The Institute for Supply Management (ISM) said on Monday its index of national factory activity rose to a reading of 43.1 last month from 41.5 in April, which was the lowest level since April 2009. A reading below 50 indicates contraction in manufacturing, which accounts for 11% of the U.S. economy.
“Today’s report on the manufacturing sector represents good news that hints the economy is turning the corner as the states reopened in May,” said Chris Rupkey, chief economist at MUFG in New York. “It will not be a quick recovery for sure, but at least the worst is over.”
The first increase in the ISM index since January mirrored improvements in regional manufacturing surveys in May and suggested April was the nadir for economic activity. A survey on Monday from data firm IHS Markit also showed stabilization in manufacturing conditions in May.
“The coronavirus pandemic impacted all manufacturing sectors for the third straight month,” said Timothy Fiore, chair of the ISM Manufacturing Business Survey Committee. “May appears to be a transition month, as many panelists and their suppliers returned to work late in the month. However, demand remains uncertain.”
About 21.4 million jobs were lost in March and April and at least another 8 million are expected to have been shed in May.
The economy contracted at a 5% annualized rate in the first quarter, the worst performance since the 2007-09 recession. Gross domestic product is expected to decline at a rate as sharp as 40% in the second quarter, which would be the biggest contraction in output since the Great Depression of the 1930s.
Stocks on Wall Street were little changed as investors turned cautious amid country-wide protests over race relations and a flare-up in tensions between Washington and Beijing. The dollar fell against a basket of currencies. U.S. Treasury prices slipped.

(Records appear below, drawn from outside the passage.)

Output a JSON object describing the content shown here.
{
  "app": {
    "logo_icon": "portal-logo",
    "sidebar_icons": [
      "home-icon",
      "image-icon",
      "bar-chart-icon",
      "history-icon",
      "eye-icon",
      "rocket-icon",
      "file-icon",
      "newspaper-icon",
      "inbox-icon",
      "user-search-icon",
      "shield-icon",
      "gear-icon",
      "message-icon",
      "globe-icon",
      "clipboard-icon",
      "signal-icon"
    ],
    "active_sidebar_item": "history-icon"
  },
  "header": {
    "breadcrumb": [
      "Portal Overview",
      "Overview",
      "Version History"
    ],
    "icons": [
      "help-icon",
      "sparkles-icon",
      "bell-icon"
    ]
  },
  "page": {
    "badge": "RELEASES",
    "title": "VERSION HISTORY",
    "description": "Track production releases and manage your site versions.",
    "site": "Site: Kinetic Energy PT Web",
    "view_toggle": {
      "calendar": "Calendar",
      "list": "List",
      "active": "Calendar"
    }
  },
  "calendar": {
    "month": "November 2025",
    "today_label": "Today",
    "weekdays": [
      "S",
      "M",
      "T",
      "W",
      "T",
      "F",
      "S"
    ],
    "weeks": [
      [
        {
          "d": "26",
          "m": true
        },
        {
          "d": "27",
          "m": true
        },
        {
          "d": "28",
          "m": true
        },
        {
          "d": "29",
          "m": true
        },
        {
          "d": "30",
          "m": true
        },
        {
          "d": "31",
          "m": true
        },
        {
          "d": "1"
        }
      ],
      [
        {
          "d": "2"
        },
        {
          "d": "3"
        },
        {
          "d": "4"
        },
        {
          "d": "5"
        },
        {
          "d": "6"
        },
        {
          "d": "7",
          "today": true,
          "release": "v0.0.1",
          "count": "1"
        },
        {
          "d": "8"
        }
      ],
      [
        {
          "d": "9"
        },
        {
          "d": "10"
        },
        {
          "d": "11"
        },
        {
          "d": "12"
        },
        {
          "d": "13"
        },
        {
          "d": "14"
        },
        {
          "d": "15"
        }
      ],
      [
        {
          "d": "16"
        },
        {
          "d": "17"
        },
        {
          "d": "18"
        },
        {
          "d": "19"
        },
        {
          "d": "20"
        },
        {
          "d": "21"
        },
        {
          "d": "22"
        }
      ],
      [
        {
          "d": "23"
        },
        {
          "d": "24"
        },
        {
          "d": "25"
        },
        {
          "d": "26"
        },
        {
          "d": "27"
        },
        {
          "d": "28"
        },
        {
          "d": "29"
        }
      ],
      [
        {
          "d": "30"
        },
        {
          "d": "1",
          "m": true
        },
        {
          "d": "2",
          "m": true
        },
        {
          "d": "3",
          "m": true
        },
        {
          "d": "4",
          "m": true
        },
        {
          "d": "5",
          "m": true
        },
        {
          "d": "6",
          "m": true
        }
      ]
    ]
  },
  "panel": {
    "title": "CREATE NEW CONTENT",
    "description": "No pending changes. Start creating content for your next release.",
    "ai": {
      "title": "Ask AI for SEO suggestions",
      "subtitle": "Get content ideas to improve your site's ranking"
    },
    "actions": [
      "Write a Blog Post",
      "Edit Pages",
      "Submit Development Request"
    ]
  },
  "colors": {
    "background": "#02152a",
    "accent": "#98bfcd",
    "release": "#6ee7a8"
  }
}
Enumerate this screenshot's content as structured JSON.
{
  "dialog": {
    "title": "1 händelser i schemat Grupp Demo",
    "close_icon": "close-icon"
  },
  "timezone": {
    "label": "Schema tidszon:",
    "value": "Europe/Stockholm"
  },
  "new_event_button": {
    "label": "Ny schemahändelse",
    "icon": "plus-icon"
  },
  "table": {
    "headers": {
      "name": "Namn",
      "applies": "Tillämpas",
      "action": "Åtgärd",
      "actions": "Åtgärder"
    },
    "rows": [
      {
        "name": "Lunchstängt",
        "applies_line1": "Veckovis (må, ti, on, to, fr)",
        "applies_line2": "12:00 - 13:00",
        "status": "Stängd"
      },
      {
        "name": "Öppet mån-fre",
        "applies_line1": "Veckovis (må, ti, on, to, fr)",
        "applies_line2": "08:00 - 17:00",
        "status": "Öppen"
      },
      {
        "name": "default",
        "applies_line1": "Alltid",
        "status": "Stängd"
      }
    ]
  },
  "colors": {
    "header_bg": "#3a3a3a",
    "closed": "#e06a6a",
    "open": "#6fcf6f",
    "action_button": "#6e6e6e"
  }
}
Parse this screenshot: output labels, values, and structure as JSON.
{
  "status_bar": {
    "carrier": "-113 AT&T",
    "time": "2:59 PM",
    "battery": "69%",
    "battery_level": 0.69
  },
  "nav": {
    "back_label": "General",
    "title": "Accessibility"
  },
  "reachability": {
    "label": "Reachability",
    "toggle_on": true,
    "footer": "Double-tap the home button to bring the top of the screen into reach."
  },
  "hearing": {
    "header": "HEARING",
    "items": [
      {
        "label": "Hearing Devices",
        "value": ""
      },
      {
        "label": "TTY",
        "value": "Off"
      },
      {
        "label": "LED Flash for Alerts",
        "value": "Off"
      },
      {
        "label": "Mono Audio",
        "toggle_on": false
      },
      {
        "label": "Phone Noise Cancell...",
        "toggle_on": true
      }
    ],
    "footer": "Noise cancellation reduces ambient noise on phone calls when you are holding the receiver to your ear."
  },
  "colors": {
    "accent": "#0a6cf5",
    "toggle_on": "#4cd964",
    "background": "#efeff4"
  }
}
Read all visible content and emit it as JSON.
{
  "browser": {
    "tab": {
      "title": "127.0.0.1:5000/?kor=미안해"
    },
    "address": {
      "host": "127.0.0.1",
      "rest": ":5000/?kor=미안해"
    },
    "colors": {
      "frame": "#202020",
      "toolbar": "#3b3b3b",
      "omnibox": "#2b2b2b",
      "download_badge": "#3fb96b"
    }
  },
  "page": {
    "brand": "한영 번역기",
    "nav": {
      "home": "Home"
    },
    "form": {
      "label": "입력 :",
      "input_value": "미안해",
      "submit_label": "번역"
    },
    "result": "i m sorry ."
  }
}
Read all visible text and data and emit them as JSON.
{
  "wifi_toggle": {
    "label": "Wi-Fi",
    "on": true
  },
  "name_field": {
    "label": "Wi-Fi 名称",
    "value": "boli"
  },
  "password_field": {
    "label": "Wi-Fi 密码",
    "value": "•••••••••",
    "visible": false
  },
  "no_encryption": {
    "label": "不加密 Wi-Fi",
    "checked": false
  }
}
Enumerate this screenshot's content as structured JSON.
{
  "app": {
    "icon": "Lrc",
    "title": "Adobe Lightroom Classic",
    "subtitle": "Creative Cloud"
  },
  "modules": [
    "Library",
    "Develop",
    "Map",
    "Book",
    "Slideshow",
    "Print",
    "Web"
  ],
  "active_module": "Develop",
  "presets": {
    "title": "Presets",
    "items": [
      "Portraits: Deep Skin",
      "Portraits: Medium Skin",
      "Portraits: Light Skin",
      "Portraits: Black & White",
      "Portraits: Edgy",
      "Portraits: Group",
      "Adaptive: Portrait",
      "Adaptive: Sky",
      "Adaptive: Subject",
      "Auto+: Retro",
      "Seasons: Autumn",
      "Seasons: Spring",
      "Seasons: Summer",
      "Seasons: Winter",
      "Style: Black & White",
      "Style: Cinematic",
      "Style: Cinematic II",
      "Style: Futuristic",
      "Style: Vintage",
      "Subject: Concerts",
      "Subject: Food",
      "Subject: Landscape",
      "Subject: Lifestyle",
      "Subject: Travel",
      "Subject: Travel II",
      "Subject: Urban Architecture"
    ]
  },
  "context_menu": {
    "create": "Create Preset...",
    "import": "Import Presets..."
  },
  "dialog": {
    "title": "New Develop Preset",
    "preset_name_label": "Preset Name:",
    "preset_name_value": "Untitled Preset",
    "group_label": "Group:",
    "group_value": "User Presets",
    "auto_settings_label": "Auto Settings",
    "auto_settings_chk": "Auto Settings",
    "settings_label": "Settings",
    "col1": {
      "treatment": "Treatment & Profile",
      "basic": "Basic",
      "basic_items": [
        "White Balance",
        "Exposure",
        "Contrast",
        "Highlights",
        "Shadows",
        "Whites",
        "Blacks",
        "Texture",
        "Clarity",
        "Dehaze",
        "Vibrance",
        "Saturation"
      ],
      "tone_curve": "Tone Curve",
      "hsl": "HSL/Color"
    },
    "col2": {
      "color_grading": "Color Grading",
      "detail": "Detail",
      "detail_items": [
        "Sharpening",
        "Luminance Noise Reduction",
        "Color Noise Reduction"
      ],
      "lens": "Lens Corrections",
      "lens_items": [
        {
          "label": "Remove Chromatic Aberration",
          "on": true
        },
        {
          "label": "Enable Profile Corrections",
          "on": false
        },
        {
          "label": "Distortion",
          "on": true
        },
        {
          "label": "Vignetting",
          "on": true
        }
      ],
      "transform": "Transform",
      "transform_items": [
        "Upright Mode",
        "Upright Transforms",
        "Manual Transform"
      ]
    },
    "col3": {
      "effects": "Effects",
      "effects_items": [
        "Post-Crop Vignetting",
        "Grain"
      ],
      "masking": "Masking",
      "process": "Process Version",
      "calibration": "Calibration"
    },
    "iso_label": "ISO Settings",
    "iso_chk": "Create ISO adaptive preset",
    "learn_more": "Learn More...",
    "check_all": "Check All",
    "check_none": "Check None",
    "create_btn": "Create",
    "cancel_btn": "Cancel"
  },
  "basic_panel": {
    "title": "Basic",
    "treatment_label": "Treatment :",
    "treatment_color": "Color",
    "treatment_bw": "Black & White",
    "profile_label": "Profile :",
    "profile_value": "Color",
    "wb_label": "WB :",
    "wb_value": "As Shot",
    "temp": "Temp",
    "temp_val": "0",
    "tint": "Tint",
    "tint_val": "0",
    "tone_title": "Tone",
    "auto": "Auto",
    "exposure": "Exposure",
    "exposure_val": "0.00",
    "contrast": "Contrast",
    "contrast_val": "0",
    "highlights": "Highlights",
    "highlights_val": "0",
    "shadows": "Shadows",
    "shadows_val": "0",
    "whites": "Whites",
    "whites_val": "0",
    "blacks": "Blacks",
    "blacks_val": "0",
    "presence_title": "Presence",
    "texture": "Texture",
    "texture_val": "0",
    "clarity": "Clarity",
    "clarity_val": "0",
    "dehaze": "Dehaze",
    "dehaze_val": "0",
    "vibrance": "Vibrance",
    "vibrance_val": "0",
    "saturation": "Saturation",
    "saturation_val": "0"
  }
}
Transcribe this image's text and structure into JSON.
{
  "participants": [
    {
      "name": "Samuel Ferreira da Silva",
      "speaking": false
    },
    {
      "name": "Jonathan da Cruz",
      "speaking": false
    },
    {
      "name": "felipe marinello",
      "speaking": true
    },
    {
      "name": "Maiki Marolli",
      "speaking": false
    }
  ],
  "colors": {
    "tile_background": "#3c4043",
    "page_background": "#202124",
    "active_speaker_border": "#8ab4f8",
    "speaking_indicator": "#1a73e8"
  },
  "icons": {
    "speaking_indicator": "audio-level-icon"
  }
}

The ISM’s forward-looking new orders sub-index increased to a reading of 31.8 in May from 27.1 in April, which was the lowest since December 2008. The survey’s measure of order backlogs at factories rose to 38.2 last month after plummeting to a reading of 37.8 in April.
There was also an improvement in the ISM’s measure of factory employment, which advanced to a reading of 32.1 in May after plunging to 27.5 in the prior month, which was the lowest since February 1949.
Eleven industries, including primary metals, transportation equipment and machinery reported activity contracted in May. The six industries reporting growth last month included food, beverage and tobacco, paper and furniture products.
A separate report from the Commerce Department on Monday showed construction spending dropped 2.9% in April, the largest decrease since October 2018, after being unchanged in March.
Economists had forecast construction spending declining 6.5% in April. The construction sector has fared better than other segments of the economy as some of the large projects were likely put in place months before the COVID-19 pandemic.
In addition, many states regarded the industry as essential business, when restaurants and other social gathering venues were shuttered in mid-March to slow the spread of COVID-19.
The industry is also being supported by near record low interest rates. In April, spending on private sector construction projects dropped 3.0%. Outlays on homebuilding tumbled 4.5%. Spending on nonresidential structures, which include manufacturing plant and mining exploration, shafts and wells, decreased 1.3%. Investment in public construction projects fell 2.5% in April.
Reporting by Lucia Mutikani; Editing by Chizu Nomiyama and Andrea Ricci